As for the other part of the restaurant’s name, the cocktails feature fresh ingredients such as juices and infusions made in house. The wine list ranges from reasonably priced to high end, Lowen says, in an effort to appeal to a wide range of patrons.
Adelman says they wanted to build a place for neighbors as well as people coming downtown.
“If you’re wearing a jersey, you can come on in. If you’re wearing a suit, you’re going to the theater, you can come on in,” he says. “You’ll feel comfortable either way.”
Braised Pork Chops with Fall Succotash
Berkshire Pork Chop
12-14 oz. Berkshire pork chop
Barbecue spice rub (Empire uses Detroit 313 BBQ spice)
Rub pork chop with a small amount of olive oil and then dust all sides of the pork chop with the barbecue spice. Grill pork on both sides and cook until almost cooked through. Pull off the grill and let rest. This will finish the cooking process and let the juices redistribute though the meat.
3 oz. haricot verts or green beans
1 oz. julienned red peppers
1/4 cup sweet potato
1 teaspoon chopped Garlic
1 strip bacon
Salt and pepper
Blanch the haricot verts and sweet potato until soft. In a hot pan heat a small amount of olive oil and render bacon. Add garlic and cook for one minute.
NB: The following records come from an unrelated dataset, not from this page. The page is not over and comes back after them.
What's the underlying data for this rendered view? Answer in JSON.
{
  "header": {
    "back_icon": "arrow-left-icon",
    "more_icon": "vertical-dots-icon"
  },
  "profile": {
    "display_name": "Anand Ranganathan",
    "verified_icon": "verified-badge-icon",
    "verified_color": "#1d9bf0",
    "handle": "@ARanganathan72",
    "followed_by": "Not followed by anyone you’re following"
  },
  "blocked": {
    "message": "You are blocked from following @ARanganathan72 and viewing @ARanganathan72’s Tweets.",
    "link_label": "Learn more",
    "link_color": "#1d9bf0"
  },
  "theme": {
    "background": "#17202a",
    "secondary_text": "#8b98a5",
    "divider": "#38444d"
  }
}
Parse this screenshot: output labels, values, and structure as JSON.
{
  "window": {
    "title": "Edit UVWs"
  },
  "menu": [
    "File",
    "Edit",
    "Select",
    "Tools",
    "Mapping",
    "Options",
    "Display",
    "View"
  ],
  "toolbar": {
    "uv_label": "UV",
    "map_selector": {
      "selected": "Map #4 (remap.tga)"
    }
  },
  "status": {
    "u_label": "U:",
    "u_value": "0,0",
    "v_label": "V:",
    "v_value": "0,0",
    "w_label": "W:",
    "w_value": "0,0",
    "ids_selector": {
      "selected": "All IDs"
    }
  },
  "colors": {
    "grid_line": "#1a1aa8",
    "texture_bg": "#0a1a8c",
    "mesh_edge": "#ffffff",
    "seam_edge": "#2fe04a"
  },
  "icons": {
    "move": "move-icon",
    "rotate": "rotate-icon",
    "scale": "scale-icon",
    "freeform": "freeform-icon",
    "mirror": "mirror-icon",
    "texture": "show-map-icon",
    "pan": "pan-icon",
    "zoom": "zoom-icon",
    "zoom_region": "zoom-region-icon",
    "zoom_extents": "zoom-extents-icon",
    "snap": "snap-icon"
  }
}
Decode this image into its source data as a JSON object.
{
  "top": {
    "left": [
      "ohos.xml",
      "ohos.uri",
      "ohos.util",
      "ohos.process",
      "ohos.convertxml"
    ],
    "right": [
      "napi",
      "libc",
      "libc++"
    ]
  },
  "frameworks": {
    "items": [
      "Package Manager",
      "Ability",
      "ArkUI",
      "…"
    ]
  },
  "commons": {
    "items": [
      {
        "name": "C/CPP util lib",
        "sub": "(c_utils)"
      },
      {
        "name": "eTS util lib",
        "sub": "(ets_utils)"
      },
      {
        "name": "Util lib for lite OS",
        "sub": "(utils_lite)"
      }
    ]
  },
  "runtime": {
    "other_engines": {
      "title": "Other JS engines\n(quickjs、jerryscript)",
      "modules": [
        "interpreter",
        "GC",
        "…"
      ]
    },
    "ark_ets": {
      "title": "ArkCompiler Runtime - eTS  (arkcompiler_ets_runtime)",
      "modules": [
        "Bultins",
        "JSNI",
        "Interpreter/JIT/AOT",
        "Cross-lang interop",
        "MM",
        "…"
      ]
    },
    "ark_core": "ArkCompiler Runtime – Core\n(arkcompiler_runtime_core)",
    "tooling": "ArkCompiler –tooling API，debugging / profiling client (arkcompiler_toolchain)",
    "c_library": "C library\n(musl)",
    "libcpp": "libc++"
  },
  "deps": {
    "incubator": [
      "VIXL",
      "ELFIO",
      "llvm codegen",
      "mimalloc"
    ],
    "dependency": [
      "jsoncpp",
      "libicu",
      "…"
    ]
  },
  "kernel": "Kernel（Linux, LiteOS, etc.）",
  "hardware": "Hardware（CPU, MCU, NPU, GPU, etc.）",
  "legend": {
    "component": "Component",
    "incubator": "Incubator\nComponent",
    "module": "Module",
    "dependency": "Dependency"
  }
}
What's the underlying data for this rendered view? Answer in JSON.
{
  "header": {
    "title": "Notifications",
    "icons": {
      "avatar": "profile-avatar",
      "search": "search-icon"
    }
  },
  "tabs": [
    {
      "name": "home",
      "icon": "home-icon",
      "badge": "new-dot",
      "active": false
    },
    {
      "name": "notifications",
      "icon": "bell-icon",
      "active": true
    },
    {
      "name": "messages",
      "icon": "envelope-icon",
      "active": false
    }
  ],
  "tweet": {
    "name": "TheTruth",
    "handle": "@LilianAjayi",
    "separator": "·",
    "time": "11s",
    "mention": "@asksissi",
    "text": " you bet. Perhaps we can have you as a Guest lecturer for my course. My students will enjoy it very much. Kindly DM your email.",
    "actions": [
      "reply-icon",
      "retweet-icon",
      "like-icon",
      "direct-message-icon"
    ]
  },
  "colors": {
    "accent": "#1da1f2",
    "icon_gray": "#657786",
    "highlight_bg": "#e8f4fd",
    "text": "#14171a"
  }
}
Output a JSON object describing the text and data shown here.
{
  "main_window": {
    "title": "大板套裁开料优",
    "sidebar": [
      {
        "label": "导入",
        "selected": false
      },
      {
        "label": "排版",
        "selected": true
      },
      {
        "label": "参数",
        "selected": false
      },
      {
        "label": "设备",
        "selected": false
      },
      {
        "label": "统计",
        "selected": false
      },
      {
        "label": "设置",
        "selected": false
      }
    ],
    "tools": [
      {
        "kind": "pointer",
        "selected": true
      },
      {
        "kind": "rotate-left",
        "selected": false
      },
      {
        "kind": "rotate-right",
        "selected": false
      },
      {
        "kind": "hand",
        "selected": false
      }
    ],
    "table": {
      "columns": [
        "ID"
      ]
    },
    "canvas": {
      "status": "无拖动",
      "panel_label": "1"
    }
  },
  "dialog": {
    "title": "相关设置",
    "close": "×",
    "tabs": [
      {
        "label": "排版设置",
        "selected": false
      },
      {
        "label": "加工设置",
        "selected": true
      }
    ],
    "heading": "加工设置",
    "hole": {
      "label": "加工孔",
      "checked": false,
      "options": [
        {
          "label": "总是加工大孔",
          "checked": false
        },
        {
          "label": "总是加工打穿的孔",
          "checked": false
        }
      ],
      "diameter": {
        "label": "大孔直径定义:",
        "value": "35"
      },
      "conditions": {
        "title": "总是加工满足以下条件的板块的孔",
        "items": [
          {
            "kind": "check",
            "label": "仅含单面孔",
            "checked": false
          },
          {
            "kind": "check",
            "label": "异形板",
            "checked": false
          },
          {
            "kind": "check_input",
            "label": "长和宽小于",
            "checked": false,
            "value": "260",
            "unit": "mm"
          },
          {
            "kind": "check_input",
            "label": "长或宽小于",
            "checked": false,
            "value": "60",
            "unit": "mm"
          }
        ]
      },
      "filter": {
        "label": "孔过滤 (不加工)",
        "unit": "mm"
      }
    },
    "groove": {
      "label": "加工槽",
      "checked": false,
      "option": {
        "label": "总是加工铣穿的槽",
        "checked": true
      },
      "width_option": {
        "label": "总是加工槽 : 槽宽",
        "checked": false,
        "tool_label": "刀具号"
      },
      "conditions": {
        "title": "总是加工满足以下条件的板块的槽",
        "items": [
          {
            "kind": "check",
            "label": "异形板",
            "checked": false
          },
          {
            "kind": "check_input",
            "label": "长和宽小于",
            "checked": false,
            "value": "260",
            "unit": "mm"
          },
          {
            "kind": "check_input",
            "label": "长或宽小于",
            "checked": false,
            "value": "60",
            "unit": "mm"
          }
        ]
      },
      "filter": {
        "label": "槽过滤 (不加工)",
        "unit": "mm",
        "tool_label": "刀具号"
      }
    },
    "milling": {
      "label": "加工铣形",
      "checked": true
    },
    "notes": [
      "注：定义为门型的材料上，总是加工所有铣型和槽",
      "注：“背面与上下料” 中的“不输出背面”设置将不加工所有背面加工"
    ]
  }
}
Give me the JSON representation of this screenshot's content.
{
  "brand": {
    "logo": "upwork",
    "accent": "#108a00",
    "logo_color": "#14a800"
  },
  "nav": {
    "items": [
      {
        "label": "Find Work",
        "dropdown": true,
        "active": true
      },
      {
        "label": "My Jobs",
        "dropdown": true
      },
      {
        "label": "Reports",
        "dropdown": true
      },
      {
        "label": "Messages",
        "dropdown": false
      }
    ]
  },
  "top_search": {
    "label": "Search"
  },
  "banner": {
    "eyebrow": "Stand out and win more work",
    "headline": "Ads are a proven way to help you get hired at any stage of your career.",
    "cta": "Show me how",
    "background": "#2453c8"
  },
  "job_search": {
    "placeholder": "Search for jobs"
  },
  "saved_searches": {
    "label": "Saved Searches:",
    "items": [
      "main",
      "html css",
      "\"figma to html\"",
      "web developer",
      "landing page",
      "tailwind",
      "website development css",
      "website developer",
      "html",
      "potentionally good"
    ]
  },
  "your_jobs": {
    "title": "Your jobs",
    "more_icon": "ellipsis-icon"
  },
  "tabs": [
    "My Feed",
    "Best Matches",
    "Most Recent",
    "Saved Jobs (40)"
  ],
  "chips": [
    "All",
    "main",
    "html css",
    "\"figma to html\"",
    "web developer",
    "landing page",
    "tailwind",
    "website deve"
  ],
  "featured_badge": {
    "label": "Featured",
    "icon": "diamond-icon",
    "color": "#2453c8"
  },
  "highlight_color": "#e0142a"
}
Toss in all vegetables. Cook until tender and season with salt and pepper.
Sweet onion relish
1 Spanish onion
1 cup apple cider vinegar
1/4 cup honey
1 teaspoon black peppercorns
1 teaspoon coriander seed
1 teaspoon cumin seed
1 thyme sprig
Julienne onions. Combine all other ingredients in a pot and cook until syrupy. Strain the liquid and cook with the onions until tender.
Watch SEEN in the Kitchen to see how to make the recipe:
Empire Kitchen and Cocktails
3148 Woodward Ave., Detroit